I found an interesting little description of the H.O.R Super Sirex Model 15 that was at one point active in Des Moines, Iowa.
So, this comes from the book which is satisfyingly named 'The Life and Times of the Thunderbolt Kid' by the author Bill Bryson. The book details his childhood in Iowa during the 1950s - 70s. Obviously, this means that a lot of the events in the book take place during the Cold War. Bryson at one point describes the effect that the war had on him (which was minimal), and he writes about the nuclear attack drills that were carried out at his school.
- Bill Bryson, The Life and Times of the Thunderbolt Kid, Page 216Once a month we had a civil defence drill at school. A siren would sound - a special urgent siren that denoted that this was not a fire drill or storm alert but a nuclear attack
Notice how it says 'a special urgent siren'. This means that the siren he was hearing was not a common model, further proved when he compares it to other siren uses. This could mean that he is referring to Des Moines' H.O.R Super Sirex Model 15! It doesn't necessarily contain any new information, but it is still interesting that this writer was hearing the H.O.R and differentiating it from other sirens.
This isn't the only time Bryson has referred to sirens in his works, however. He also refers to how when a homemade bomb accidentally exploded in a house, multiple alarms went off:
- Bill Bryson, The Life and Times of the Thunderbolt Kid, Page 351Automatic alarms sounded all over the city, and the ceiling sprinklers came on in at least two office buildings. A community air raid siren was briefly activated, though whether by accident or as a precaution was never established

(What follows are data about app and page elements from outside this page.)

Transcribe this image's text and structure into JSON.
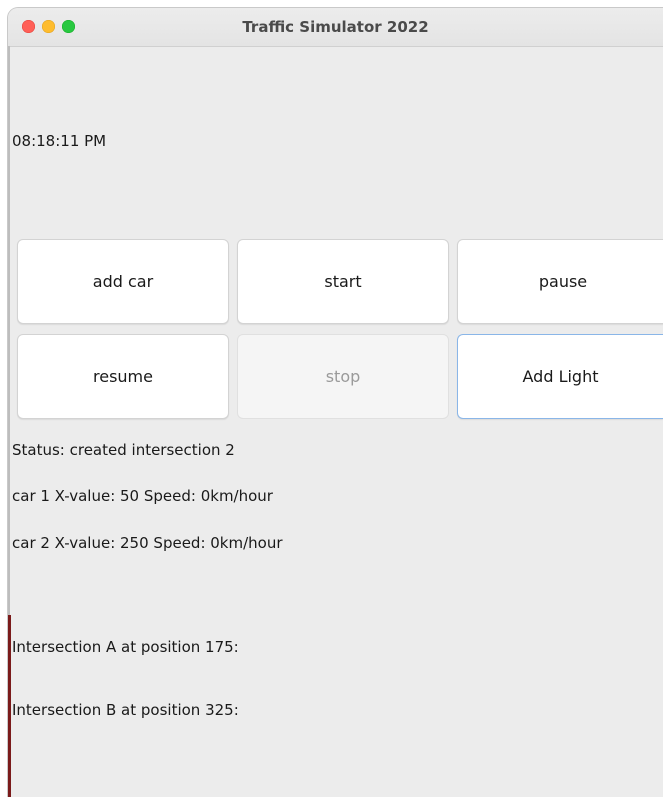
{
  "window": {
    "title": "Traffic Simulator 2022"
  },
  "clock": {
    "time": "08:18:11 PM"
  },
  "buttons": {
    "add_car": "add car",
    "start": "start",
    "pause": "pause",
    "resume": "resume",
    "stop": "stop",
    "add_light": "Add Light"
  },
  "status": {
    "text": "Status: created intersection 2"
  },
  "cars": [
    {
      "text": "car 1 X-value: 50 Speed: 0km/hour"
    },
    {
      "text": "car 2 X-value: 250 Speed: 0km/hour"
    }
  ],
  "intersections": [
    {
      "text": "Intersection A at position 175:"
    },
    {
      "text": "Intersection B at position 325:"
    }
  ],
  "colors": {
    "close": "#ff5f57",
    "minimize": "#febc2e",
    "maximize": "#28c840",
    "focus_ring": "#8ab6e8"
  },
  "icons": {
    "close": "close-icon",
    "minimize": "minimize-icon",
    "maximize": "maximize-icon"
  }
}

He also briefly mentioned tornado sirens in his book 'The Lost Continent : Tales from Small Town America', describing how tourists react to them. However, I could not find the exact quote in the book so you will just have to take my word for it.
Anyway, I hope you enjoyed this little writeup

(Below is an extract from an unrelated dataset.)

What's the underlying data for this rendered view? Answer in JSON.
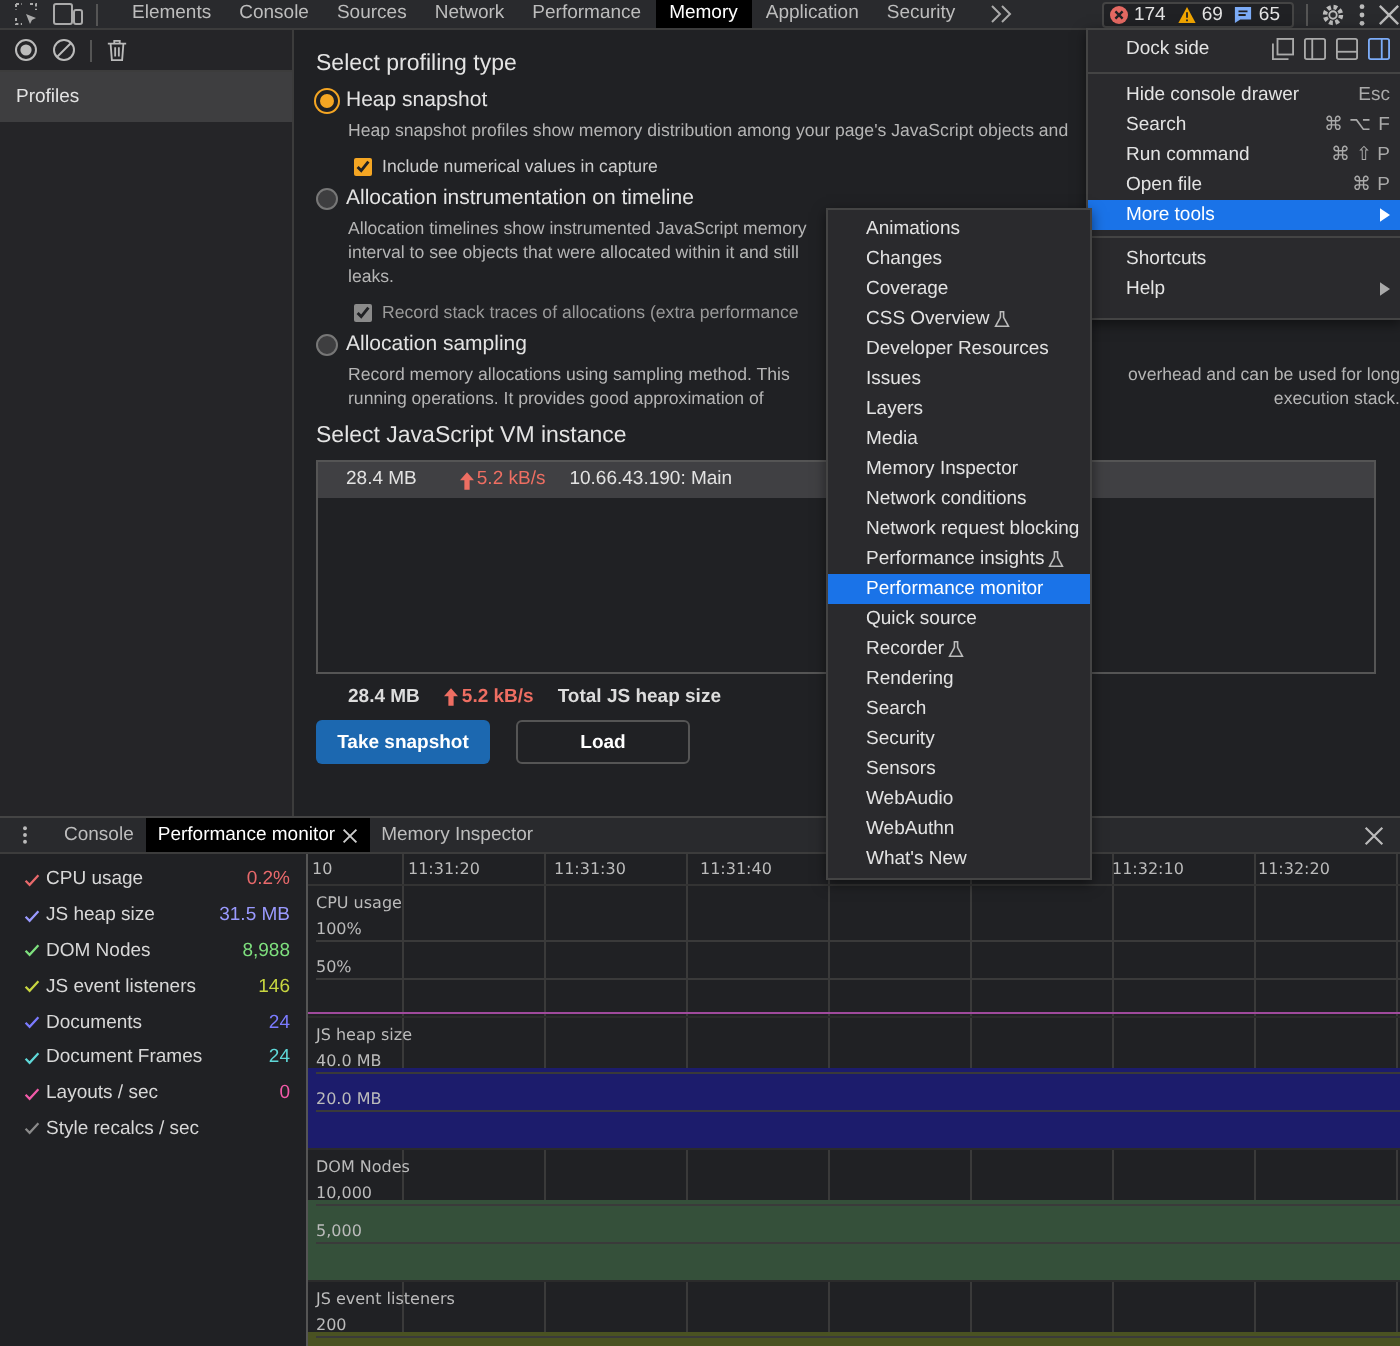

If you haven't read the books already, I would seriously recommend doing so*. I couldn't breathe from laughing so hard!
Bill Bryson's books are usually of the travel-writing genre, but 'The Thunderbolt Kid' is an autobiography.
*Bill Bryson's books often contain strong language and potentially offensive themes. This is usually done to be comical, and the books are mostly contemporary also. Read at your own risk.